Radioimmunotherapy with bismuth-213 as nonmyeloablative conditioning for marrow transplantation


Wolfgang A. Bethge1, D. Scott Wilbur2, Donald K. Hamlin2, Erlinda B. Santos1, Martin W. Brechbiel3, Rainer Storb1, and Brenda M. Sandmaier1. (1) Transplantation Biology, Fred Hutchinson Cancer Research Center, 1100 Fairview Avenue North, P.O. Box 19024, D1-100, Seattle, WA 98102, (2) Department of Radiation Oncology, University of Washington, 2121 N. 35th Street, Seattle, WA 98103, (3) Radiation Oncology Branch, National Cancer Institute, NIH, Bldg 10 Room B3B69, Bethesda, MD 20892

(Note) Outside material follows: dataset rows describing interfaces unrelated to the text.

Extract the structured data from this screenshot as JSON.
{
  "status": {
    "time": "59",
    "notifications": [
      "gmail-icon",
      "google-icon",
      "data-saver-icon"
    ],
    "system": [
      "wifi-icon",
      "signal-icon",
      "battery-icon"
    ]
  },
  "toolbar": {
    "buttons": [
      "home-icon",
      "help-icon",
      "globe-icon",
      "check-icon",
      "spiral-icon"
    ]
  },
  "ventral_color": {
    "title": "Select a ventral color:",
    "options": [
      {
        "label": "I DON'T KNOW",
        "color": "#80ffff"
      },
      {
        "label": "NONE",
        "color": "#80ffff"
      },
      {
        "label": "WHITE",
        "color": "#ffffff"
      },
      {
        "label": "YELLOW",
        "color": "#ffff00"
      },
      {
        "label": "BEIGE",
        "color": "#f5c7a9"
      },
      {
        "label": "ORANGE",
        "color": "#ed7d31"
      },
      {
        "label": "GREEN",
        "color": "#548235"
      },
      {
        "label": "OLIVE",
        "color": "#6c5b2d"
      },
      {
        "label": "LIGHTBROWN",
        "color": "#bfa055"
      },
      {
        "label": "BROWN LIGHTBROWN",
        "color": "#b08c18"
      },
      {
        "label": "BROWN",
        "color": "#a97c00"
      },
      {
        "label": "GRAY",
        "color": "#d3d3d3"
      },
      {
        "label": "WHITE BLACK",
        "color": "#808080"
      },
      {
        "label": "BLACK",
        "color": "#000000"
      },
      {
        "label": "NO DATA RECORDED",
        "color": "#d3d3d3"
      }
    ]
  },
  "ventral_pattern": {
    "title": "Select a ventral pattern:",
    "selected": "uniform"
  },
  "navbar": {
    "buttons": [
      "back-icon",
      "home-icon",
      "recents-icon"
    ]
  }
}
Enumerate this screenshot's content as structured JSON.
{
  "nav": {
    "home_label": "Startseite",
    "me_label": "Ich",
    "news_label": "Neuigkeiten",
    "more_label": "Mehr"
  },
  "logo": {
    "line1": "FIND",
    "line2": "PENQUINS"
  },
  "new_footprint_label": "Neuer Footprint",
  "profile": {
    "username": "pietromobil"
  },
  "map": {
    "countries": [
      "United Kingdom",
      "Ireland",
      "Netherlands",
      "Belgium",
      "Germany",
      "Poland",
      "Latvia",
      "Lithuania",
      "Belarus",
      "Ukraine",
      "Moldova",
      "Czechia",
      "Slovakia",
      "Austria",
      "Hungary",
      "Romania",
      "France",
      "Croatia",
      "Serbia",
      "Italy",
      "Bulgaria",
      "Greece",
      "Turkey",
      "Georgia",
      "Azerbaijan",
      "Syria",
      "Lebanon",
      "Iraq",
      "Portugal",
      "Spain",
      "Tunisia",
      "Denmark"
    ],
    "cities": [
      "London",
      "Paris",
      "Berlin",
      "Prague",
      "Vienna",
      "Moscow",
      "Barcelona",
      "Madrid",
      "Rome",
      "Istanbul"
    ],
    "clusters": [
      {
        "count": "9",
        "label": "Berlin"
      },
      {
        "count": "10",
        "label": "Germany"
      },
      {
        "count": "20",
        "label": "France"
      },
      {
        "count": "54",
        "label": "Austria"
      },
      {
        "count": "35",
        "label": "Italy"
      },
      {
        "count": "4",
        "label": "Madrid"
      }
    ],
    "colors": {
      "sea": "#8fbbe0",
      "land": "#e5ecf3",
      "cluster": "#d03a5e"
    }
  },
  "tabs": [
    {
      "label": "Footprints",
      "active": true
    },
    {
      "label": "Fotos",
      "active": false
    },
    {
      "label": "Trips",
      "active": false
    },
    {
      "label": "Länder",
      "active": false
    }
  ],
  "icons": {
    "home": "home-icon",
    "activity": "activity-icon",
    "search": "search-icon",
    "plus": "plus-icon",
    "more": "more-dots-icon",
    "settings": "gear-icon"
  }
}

To lower treatment-related toxicity and mortality of conventional marrow transplantation, a nonmyeloablative conditioning regimen using 2 Gy total body irradiation (TBI) and mycophenolate mofetil (MMF) combined with cyclosporine (CSP) for postgrafting immunosuppression was developed in a canine model. To specifically target cells responsible for graft rejection and to circumvent potential toxic effects of external beam irradiation, we investigated replacing TBI by radioimmunotherapy with the alpha-emitting radionuclide bismuth-213 (213Bi). 213Bi was coupled to monoclonal antibodies, either to the panhematopoietic antigen CD45 or the T-cell receptor ab, using the metal binding chelate CHX-A-DTPA. The radioimmunoconjugates were administered in 6 injections on days -3 and -2 followed by transplant of DLA-identical marrow on day 0 and postgrafting immunosuppression with MMF and CSP. Targeting either CD45 or TCRab with the radioimmunoconjugates in combination with postgrafting immunosuppression allowed stable marrow engraftment in a canine model, thus replacing TBI.